Having spent a great deal of time in playgrounds‚??first as a child, then as a parent‚??I‚??ve learned some important lessons. First, bringing together children of disparate ages and skills invariably leads to conflict. Second, learning how to resolve those conflicts teaches important life skills. But perhaps most importantly, I have found that left to their own devices, kids usually achieve d√©tente far more effectively‚??and permanently‚??than do their overseeing parents. For an observable lesson in spontaneous order, it‚??s hard to beat a playground.
Yet these days, we hear a lot about ‚??helicopter parents,‚?Ě who seem reluctant to sit back and let the kids sort things out. That‚??s not a good thing. The bigger issue here in the nation‚??s capital is that those same parents then leave the playground, drive to their government offices, and apply to public policy the same failed conflict-resolution tactics from the playground. The result? Overbearing ‚??preventive‚?Ě policies like Operation Choke Point.
Operation Choke Point is, at least in theory, an ongoing federal initiative to ‚??protect‚?Ě U.S. banks from fraud by going after some of their clients. In practice, it has become a fishing expedition that threatens the rule of law, civil liberties, the nation‚??s economy, and some of the poorest people in society. Under Operation Choke Point, the government has harassed legal businesses that have broken no laws and cut many of them off from the financial system. How did it come to this?
Federal regulators are putting the screws to banks and other third-party payment processors that do business with companies and industries deemed to pose a ‚??reputation risk‚?Ě to the bank, with the aim of ‚??choking‚?Ě off cash flow to those industries. It‚??s not hard to see how this could go very wrong, very quickly.

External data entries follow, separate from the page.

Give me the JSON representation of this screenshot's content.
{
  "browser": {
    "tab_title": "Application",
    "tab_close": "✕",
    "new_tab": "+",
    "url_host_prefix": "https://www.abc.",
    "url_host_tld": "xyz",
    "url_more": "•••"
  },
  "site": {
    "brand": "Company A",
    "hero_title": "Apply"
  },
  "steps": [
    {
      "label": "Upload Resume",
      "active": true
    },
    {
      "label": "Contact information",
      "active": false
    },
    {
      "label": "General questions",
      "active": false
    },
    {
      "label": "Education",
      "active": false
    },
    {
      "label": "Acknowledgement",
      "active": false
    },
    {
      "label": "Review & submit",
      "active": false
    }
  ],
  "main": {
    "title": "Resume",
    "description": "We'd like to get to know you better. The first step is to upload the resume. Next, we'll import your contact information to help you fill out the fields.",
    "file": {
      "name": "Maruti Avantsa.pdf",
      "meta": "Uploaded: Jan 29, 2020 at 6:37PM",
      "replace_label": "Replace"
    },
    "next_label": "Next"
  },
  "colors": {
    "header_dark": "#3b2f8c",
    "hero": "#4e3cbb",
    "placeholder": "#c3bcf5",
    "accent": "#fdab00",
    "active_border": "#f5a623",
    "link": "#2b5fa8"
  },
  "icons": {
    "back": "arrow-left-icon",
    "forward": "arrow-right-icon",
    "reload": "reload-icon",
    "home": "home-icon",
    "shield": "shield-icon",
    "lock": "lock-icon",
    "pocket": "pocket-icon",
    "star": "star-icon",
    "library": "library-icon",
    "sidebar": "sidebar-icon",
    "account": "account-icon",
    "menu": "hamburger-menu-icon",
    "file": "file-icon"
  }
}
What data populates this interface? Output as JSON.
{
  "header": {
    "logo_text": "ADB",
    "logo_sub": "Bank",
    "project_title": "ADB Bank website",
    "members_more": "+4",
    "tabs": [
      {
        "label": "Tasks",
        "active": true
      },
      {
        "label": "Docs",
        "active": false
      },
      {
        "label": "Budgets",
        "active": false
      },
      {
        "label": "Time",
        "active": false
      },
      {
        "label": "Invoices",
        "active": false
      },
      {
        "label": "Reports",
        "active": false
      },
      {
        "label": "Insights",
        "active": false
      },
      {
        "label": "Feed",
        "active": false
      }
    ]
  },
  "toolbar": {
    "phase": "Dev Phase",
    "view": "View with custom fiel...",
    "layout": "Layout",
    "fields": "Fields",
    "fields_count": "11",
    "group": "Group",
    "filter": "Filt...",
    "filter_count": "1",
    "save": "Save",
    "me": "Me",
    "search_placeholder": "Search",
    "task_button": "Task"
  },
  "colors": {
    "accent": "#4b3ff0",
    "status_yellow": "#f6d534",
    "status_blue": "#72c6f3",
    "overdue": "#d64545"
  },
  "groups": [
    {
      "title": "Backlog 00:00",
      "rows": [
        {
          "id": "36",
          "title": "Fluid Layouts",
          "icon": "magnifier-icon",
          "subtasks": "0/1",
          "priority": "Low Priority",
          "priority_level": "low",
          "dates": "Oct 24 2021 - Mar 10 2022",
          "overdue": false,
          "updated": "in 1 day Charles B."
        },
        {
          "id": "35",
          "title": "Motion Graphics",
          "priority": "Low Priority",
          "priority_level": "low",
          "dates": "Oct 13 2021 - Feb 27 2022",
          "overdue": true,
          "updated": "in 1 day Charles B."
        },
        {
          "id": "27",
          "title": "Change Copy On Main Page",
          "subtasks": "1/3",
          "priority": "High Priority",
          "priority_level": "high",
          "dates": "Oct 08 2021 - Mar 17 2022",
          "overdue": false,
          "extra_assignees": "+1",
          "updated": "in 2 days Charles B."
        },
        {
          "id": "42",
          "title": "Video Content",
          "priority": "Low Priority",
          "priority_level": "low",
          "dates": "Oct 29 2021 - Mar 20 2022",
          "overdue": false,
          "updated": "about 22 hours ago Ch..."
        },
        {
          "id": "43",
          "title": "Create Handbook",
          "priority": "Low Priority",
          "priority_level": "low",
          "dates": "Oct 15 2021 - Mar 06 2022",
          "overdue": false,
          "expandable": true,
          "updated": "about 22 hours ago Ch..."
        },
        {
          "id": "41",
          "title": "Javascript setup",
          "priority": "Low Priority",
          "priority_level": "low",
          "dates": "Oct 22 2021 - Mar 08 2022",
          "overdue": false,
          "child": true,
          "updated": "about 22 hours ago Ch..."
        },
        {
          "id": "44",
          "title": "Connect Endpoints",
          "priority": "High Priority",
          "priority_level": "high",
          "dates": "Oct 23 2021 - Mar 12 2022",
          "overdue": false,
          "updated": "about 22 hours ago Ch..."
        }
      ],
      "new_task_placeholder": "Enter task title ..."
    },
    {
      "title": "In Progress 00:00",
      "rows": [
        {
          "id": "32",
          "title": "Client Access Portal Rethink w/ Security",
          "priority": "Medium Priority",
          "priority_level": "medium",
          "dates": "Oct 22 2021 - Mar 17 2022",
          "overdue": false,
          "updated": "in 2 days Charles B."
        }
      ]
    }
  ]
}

You can read more about this effort in a recently released CEI study. Officially, Operation Choke Point is a joint effort of the Department of Justice (DOJ), Office of the Comptroller of the Currency, and, leading the charge, the Federal Deposit Insurance Corporation (FDIC). Its purported aim is to protect Americans from falling prey to fraud in a variety of industries the government considers ‚??high-risk.‚?Ě And it‚??s gone with particular ferocity after the payday lending industry.
The threat to due process is enormous, as the government can isolate certain companies or individuals from accessing the financing they need to operate, without having shown that the targeted groups have in fact violated any laws. Especially dangerous is the lack of a clear definition of ‚??reputation risk.‚?Ě
The listed categories of ‚??high risk‚?Ě industries run from suspected Ponzi schemes and get-rich-quick products to tobacco sales, telemarketers, gun sales, pornography, and online gambling. Inclusion on it seems to be based on nothing more than government wishing to assert control over industries it views with suspicion. But as the CEI study‚??s author, Iain Murray, points out, ‚??The FDIC‚??s list of high risk industries seems guided more by moral censure than by any real prospect of criminality.‚?Ě
Operation Choke Point also threatens civil liberties. Some porn stars have had their bank accounts closed solely for pursing a choice of employment of which certain government officials disapprove‚??a choice of employment, by the way, protected by the First Amendment. And some firearms dealers have seen their bank accounts suddenly closed because of Operation Choke Point‚??which raises some troubling Second Amendment implications.
Operation Choke Point also poses a major threat to the nation‚??s economic well-being. Banking is already a highly regulated industry, so any additional regulatory compliance costs are bound to place a significant burden on small and mid-size banks, which cannot afford the extra supervision that comes with a Choke Point subpoena. As a result, they often face no choice but to drop their ‚??high-risk‚?Ě clients.
Finally, Operation Choke Point places more roadblocks in the way of ‚??unbanked‚?Ě low income customers seeking access to the financial system. Nearly 10 million, or 8.2 percent of U.S. households were unbanked as of 2011, and 20.1 percent were ‚??underbanked,‚?Ě according to the FDIC. Many payday lender customers lack access to either a bank account or a viable credit rating. Payday lenders help fill in the gap through check cashing and utility payment services, as well as through prepaid payment cards. Without access to those services, many will be tempted to seek out riskier‚??perhaps even illegal‚??sources of credit.
Choke Point, through its heavy-handed and overreaching attempt to help the nation‚??s poorer and more financially desperate citizens, ends up hurting those same citizens in the long run.
I find it a bit ironic that the program is called ‚??Choke Point.‚?Ě I thought we frowned upon using physical force and intimidation to get our way. In the playground, there‚??s a word for children who act this way: bullies. You eventually learn to avoid them for their behavior. Often they get the message and change. It‚??s called a market at work. But the architects of Operation Choke Point seem like the bullies who never learned. Now they‚??ve grown up, and are still trying to get their way.